1. WAG & Qaumajuq
We want everyone who walks into the WAG (Winnipeg Art Gallery) to feel that it’s a safe and welcoming space, regardless of their background or whether they know anything about art,” WAG spokesperson Hanna Waswa says.
The gallery’s emphasis on creating a community space is the reason Waswa believes Winnipegers voted for the WAG as this year’s favourite local gallery.
Initially, the gallery was housed in a building called Cinema Centre that faced Colony Street. Construction of the current arrowhead-shaped WAG building was completed in 1971. Today, the art gallery houses more than 28,000 works of art from Canadian, Indigenous and international artists.
In the last few years, the art gallery has undergone important changes. Along with having a traditional board, an Indigenous advisory circle was created in 2017 to help guide the gallery’s decisions. For instance, the name Qaumajuq (it gives off light) was chosen by Indigenous language keepers for the WAG’s new museum housing the world’s largest collection of contemporary Inuit art.
Qaumajuq’s collection was acquired from donations and collections over the years. The idea of adding a vast home for Inuit art, especially sculptures, was a decade in the making.
“One of the ideas of Qaumajuq was this concept of bridging the north to the south. We do have a fairly large Inuit community within Winnipeg. The combination of those two things is what led to the creation of Qaumajuq,” Waswa says.
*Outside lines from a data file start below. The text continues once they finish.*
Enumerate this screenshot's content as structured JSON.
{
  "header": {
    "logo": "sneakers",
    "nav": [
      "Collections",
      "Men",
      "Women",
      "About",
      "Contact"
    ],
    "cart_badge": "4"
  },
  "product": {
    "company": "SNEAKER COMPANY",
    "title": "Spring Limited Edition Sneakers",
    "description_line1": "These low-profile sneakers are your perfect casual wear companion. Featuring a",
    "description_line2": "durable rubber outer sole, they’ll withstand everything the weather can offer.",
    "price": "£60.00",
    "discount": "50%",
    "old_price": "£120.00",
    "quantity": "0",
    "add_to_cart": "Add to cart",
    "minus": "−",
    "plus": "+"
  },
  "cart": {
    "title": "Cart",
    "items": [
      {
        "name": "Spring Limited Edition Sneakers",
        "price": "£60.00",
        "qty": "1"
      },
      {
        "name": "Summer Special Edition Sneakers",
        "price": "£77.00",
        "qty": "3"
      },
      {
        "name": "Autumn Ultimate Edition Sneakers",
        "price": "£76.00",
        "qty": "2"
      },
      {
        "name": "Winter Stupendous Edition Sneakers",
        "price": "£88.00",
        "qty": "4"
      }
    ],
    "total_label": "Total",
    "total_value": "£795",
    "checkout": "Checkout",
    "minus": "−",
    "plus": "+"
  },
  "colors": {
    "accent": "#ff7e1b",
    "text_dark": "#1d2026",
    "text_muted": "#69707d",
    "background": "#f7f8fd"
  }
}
Qaumajuq’s Visible Vault, where a vast number of sculptures are housed, is an impressive introduction to the Inuit gallery. One can explore the INUA (life force or spirit) exhibition in its entirety via an audio guide available online.
In the new year, the curators will replace INUA with the Inuit Sanaugangit (art by Inuit) exhibition. The collection spans three centuries of Inuit art from creators living around the globe.
“(It’s) an exploration of Inuit art across the centuries. That’s going to be a massive show, and it’ll be a wonderful way to explore the artistic tradition of Inuit,” Waswa says.
Published in Volume 77, Number 12 of The Uniter (December 1, 2022)